Supreme Court clears way for first federal execution since 2003

Lethal injection facility in San Quentin, California. Photo: California Department of Corrections and Rehabilitation via Getty Images

The Supreme Court ruled early Tuesday that federal executions can resume, reversing a lower court decision and paving the way for the first lethal injection since 2003 to take place at a federal prison in Indiana, AP reports.

The big picture: A lower court had delayed the execution, saying inmates had provided evidence the government's plan to carry out executions using lethal injections "poses an unconstitutionally significant risk of serious pain."

1 hour ago - Health

More Republicans say they're wearing masks

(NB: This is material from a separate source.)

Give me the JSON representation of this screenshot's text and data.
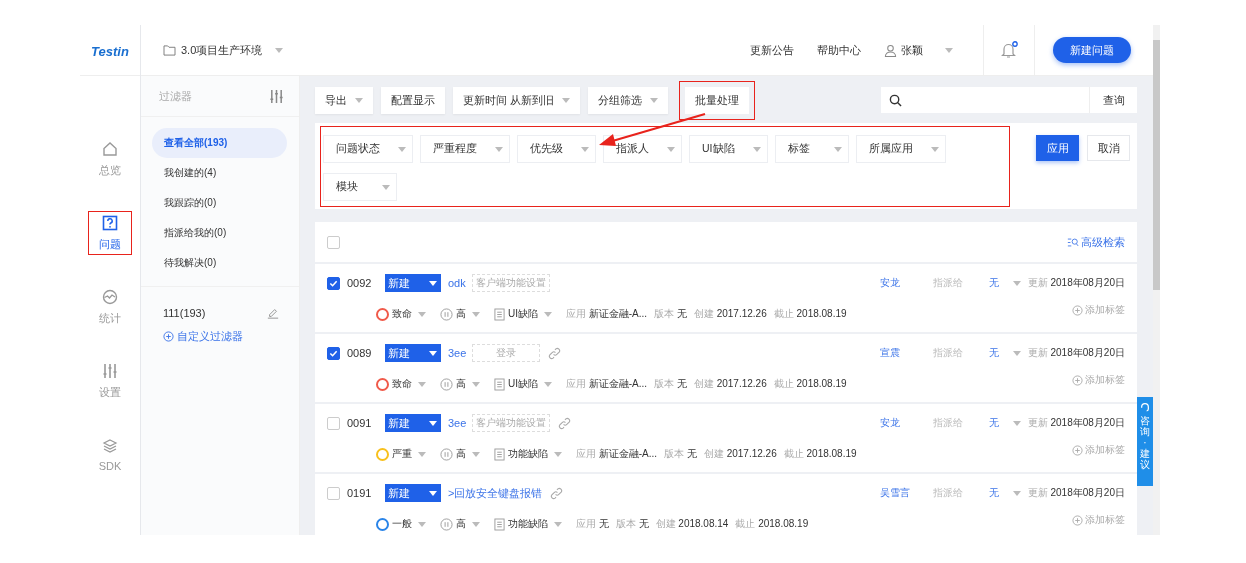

Data: Axios/Ipsos poll; Chart: Andrew Witherspoon/Axios

Nearly two-thirds of Americans — and a noticeably increasing number of Republicans — say they’re wearing a face mask whenever they leave the house, according to the latest installment of the Axios-Ipsos Coronavirus Index.

Why it matters: A weakening partisan divide over masks, and a broad-based increase in the number of people wearing them, would be a welcome development as most of the country tries to beat back a rapidly growing outbreak.

Buildings are getting tested for coronavirus, too

Illustration: Eniola Odetunde/Axios

Testing buildings — not just people — could be an important way to stop the spread of the coronavirus.

Why it matters: People won't feel safe returning to schools, offices, bars and restaurants unless they can be assured they won't be infected by coronavirus particles lingering in the air — or being pumped through the buildings' air ducts. One day, even office furniture lined with plants could be used to clean air in cubicles.